HOW TO COMPLETE THIS TASK:
Repeat the entries below exactly. Drop the pictures.

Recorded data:

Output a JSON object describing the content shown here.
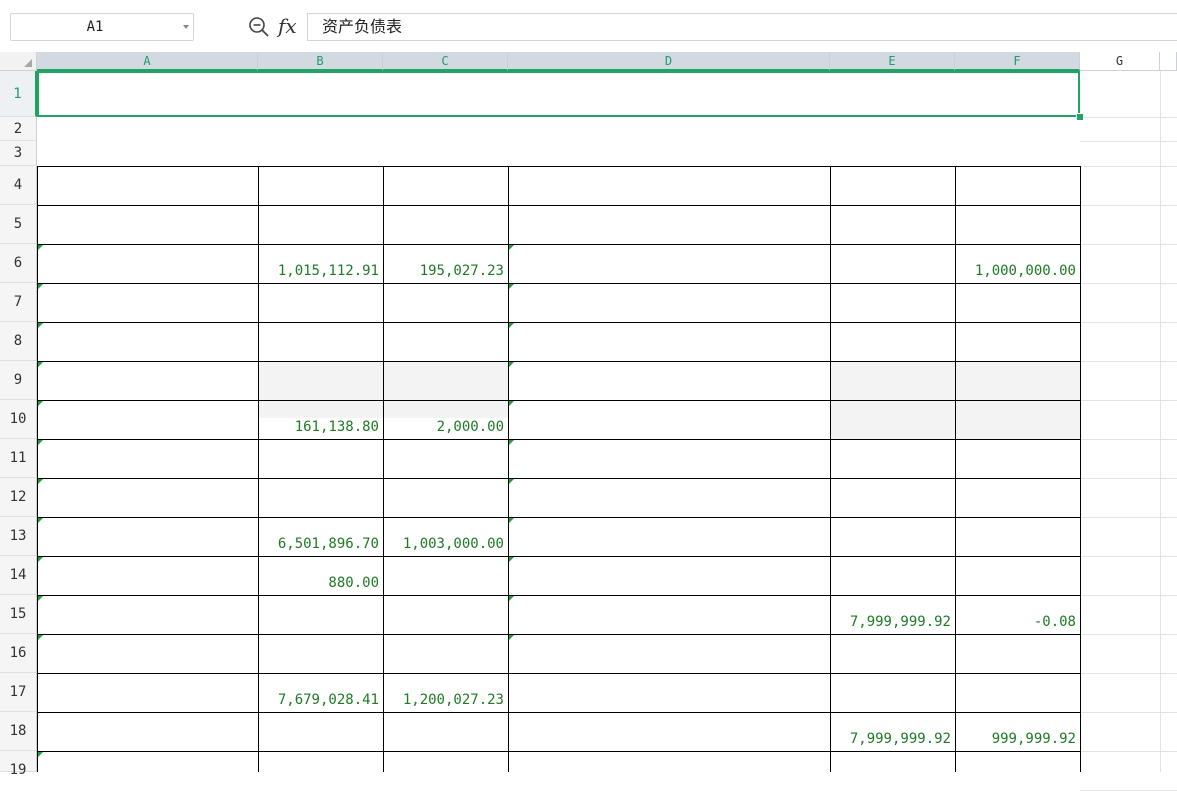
{
  "formula_bar": {
    "name_box": "A1",
    "fx_label": "fx",
    "formula": "资产负债表"
  },
  "columns": [
    "A",
    "B",
    "C",
    "D",
    "E",
    "F",
    "G"
  ],
  "rows": [
    "1",
    "2",
    "3",
    "4",
    "5",
    "6",
    "7",
    "8",
    "9",
    "10",
    "11",
    "12",
    "13",
    "14",
    "15",
    "16",
    "17",
    "18",
    "19"
  ],
  "cells": {
    "B6": "1,015,112.91",
    "C6": "195,027.23",
    "F6": "1,000,000.00",
    "B10": "161,138.80",
    "C10": "2,000.00",
    "B13": "6,501,896.70",
    "C13": "1,003,000.00",
    "B14": "880.00",
    "E15": "7,999,999.92",
    "F15": "-0.08",
    "B17": "7,679,028.41",
    "C17": "1,200,027.23",
    "E18": "7,999,999.92",
    "F18": "999,999.92"
  },
  "colors": {
    "selection": "#21a366",
    "number_text": "#1e7a25",
    "header_selected_bg": "#d3d9e0"
  }
}
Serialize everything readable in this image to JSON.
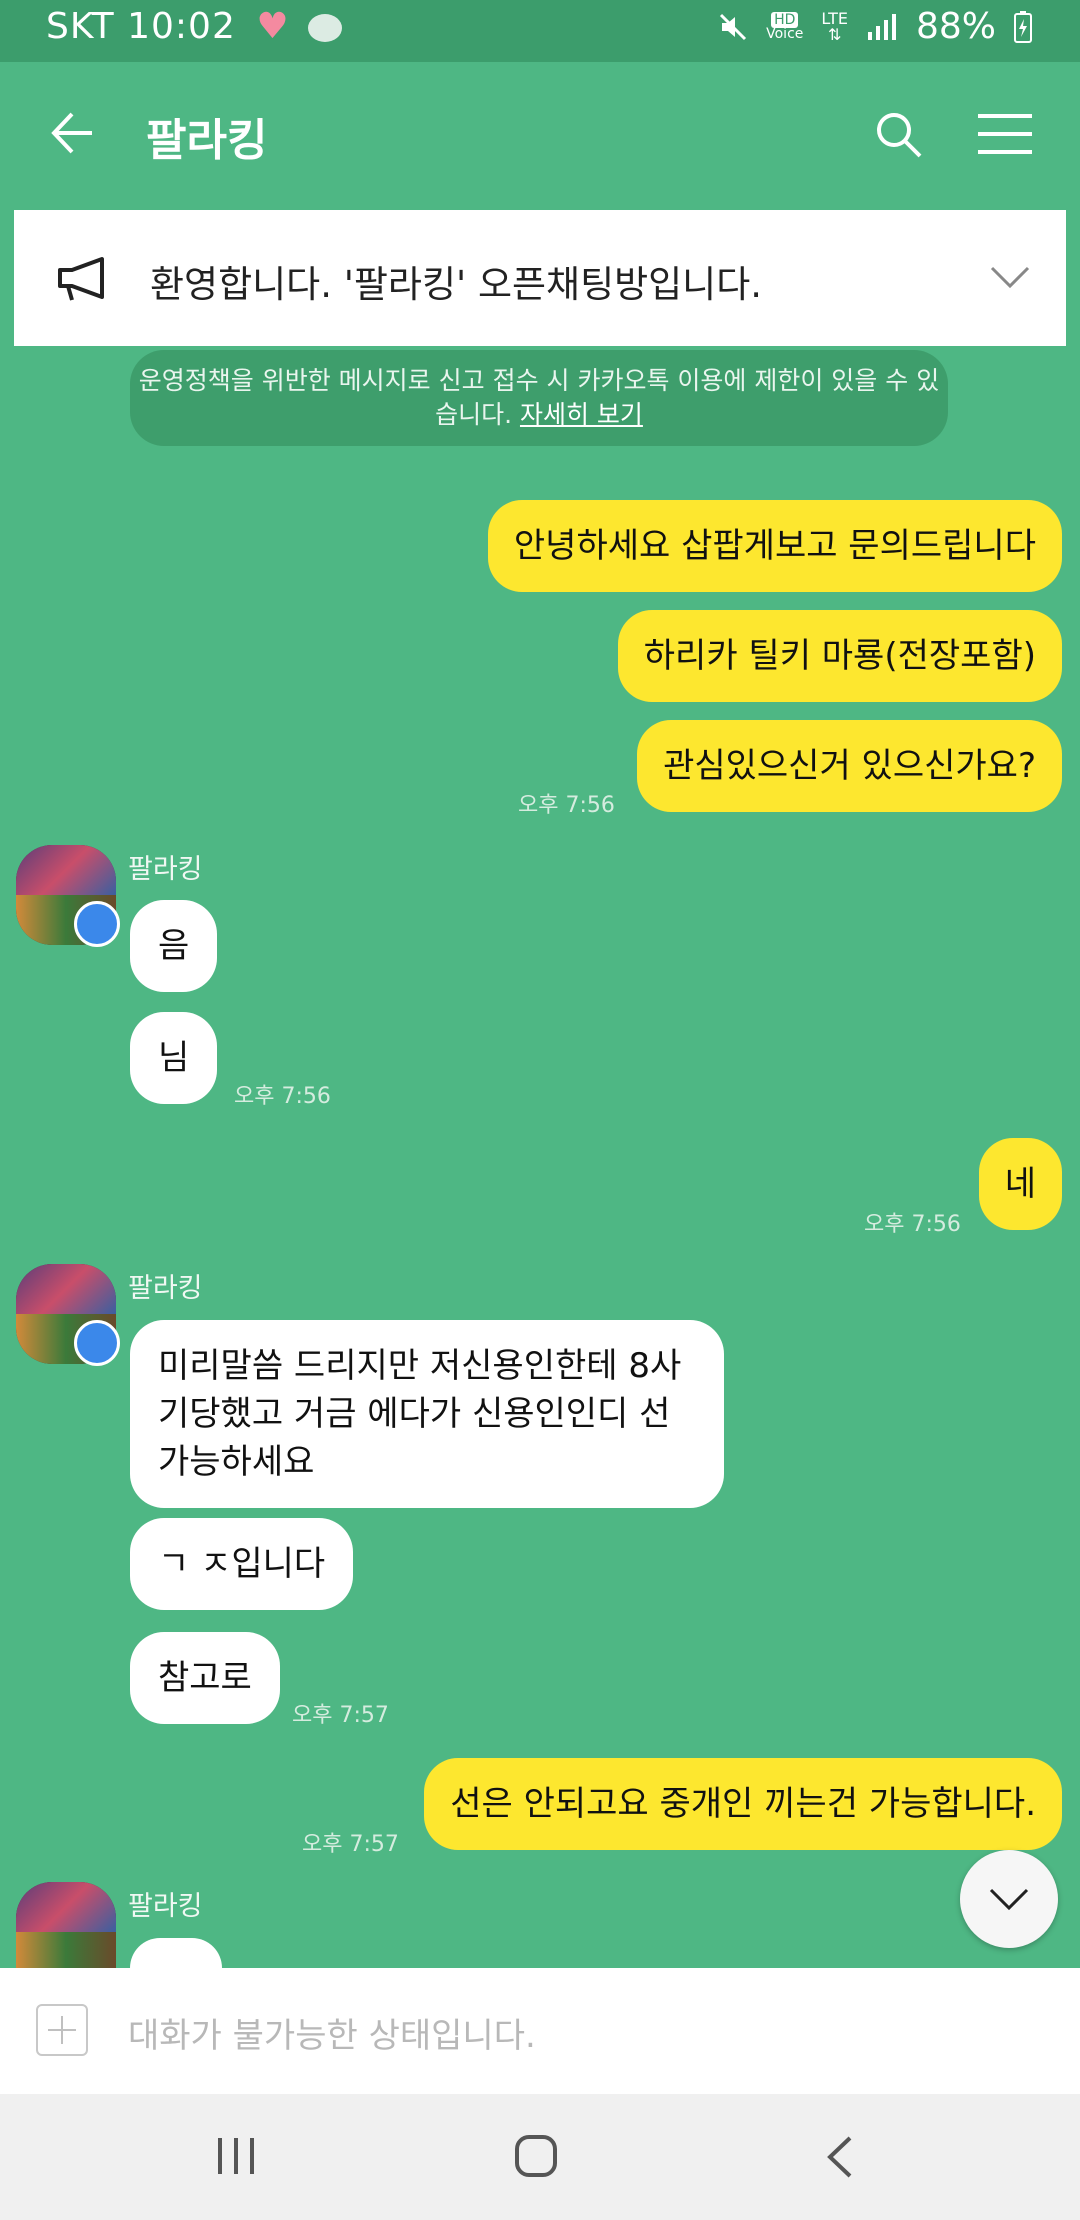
{
  "status_bar": {
    "carrier": "SKT",
    "time": "10:02",
    "network": "LTE",
    "hd_label": "HD",
    "voice_label": "Voice",
    "battery": "88%"
  },
  "header": {
    "title": "팔라킹"
  },
  "notice": {
    "text": "환영합니다. '팔라킹' 오픈채팅방입니다."
  },
  "policy": {
    "text": "운영정책을 위반한 메시지로 신고 접수 시 카카오톡 이용에 제한이 있을 수 있습니다.",
    "link": "자세히 보기"
  },
  "messages": {
    "m1": "안녕하세요 삽팝게보고 문의드립니다",
    "m2": "하리카 틸키 마룡(전장포함)",
    "m3": "관심있으신거 있으신가요?",
    "t1": "오후 7:56",
    "sender": "팔라킹",
    "o1": "음",
    "o2": "님",
    "t2": "오후 7:56",
    "m4": "네",
    "t3": "오후 7:56",
    "o3": "미리말씀 드리지만 저신용인한테 8사기당했고 거금 에다가 신용인인디 선가능하세요",
    "o4": "ㄱ ㅈ입니다",
    "o5": "참고로",
    "t4": "오후 7:57",
    "m5": "선은 안되고요 중개인 끼는건 가능합니다.",
    "t5": "오후 7:57"
  },
  "input": {
    "placeholder": "대화가 불가능한 상태입니다."
  },
  "colors": {
    "background": "#4eb784",
    "my_bubble": "#fde72f",
    "other_bubble": "#ffffff"
  }
}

SOLUTION BELOW:
Output a JSON object describing the content shown here.
{
  "formula_bar": {
    "name_box": "A1",
    "fx_label": "fx",
    "formula": "资产负债表"
  },
  "columns": [
    "A",
    "B",
    "C",
    "D",
    "E",
    "F",
    "G"
  ],
  "rows": [
    "1",
    "2",
    "3",
    "4",
    "5",
    "6",
    "7",
    "8",
    "9",
    "10",
    "11",
    "12",
    "13",
    "14",
    "15",
    "16",
    "17",
    "18",
    "19"
  ],
  "cells": {
    "B6": "1,015,112.91",
    "C6": "195,027.23",
    "F6": "1,000,000.00",
    "B10": "161,138.80",
    "C10": "2,000.00",
    "B13": "6,501,896.70",
    "C13": "1,003,000.00",
    "B14": "880.00",
    "E15": "7,999,999.92",
    "F15": "-0.08",
    "B17": "7,679,028.41",
    "C17": "1,200,027.23",
    "E18": "7,999,999.92",
    "F18": "999,999.92"
  },
  "colors": {
    "selection": "#21a366",
    "number_text": "#1e7a25",
    "header_selected_bg": "#d3d9e0"
  }
}
Serialize everything readable in this image to JSON.
{
  "status_bar": {
    "carrier": "SKT",
    "time": "10:02",
    "network": "LTE",
    "hd_label": "HD",
    "voice_label": "Voice",
    "battery": "88%"
  },
  "header": {
    "title": "팔라킹"
  },
  "notice": {
    "text": "환영합니다. '팔라킹' 오픈채팅방입니다."
  },
  "policy": {
    "text": "운영정책을 위반한 메시지로 신고 접수 시 카카오톡 이용에 제한이 있을 수 있습니다.",
    "link": "자세히 보기"
  },
  "messages": {
    "m1": "안녕하세요 삽팝게보고 문의드립니다",
    "m2": "하리카 틸키 마룡(전장포함)",
    "m3": "관심있으신거 있으신가요?",
    "t1": "오후 7:56",
    "sender": "팔라킹",
    "o1": "음",
    "o2": "님",
    "t2": "오후 7:56",
    "m4": "네",
    "t3": "오후 7:56",
    "o3": "미리말씀 드리지만 저신용인한테 8사기당했고 거금 에다가 신용인인디 선가능하세요",
    "o4": "ㄱ ㅈ입니다",
    "o5": "참고로",
    "t4": "오후 7:57",
    "m5": "선은 안되고요 중개인 끼는건 가능합니다.",
    "t5": "오후 7:57"
  },
  "input": {
    "placeholder": "대화가 불가능한 상태입니다."
  },
  "colors": {
    "background": "#4eb784",
    "my_bubble": "#fde72f",
    "other_bubble": "#ffffff"
  }
}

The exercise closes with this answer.